Activity: In the entries below, find each line bearing the string "title" and copy it.

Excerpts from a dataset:
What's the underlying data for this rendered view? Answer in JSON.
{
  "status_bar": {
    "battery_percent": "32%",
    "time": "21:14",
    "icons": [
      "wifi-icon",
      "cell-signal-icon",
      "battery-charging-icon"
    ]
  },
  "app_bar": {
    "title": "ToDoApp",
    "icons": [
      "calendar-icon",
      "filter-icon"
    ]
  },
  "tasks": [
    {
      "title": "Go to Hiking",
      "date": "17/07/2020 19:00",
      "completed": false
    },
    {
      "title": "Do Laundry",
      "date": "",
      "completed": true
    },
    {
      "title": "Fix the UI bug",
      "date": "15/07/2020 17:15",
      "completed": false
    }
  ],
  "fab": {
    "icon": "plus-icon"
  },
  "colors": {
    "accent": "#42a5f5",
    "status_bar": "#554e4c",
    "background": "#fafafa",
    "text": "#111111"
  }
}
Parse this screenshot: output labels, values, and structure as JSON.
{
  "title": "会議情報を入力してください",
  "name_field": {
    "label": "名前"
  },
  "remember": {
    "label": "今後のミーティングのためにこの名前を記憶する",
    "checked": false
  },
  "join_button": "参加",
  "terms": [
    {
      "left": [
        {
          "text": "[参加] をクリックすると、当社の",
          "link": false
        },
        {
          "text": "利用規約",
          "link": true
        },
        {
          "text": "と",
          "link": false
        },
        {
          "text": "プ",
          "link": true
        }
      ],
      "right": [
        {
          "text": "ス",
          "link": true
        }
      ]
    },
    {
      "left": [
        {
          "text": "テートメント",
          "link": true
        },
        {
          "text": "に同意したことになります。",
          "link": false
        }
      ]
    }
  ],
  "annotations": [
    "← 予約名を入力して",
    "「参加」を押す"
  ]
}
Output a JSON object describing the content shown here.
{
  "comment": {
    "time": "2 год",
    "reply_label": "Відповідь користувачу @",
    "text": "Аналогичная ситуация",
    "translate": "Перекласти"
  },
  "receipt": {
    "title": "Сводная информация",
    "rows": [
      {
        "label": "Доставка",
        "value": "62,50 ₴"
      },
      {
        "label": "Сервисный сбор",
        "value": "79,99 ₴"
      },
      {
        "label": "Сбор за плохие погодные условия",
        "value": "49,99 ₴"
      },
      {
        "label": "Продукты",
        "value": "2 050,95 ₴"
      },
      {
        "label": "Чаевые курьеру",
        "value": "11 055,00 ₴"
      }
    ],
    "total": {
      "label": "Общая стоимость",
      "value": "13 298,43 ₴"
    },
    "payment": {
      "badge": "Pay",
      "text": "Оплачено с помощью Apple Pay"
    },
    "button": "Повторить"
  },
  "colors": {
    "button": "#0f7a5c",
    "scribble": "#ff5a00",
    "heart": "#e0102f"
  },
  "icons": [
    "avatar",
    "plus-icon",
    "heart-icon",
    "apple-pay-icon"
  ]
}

Solution to the exercise:
    "title": "ToDoApp",
      "title": "Go to Hiking",
      "title": "Do Laundry",
      "title": "Fix the UI bug",
  "title": "会議情報を入力してください",
    "title": "Сводная информация",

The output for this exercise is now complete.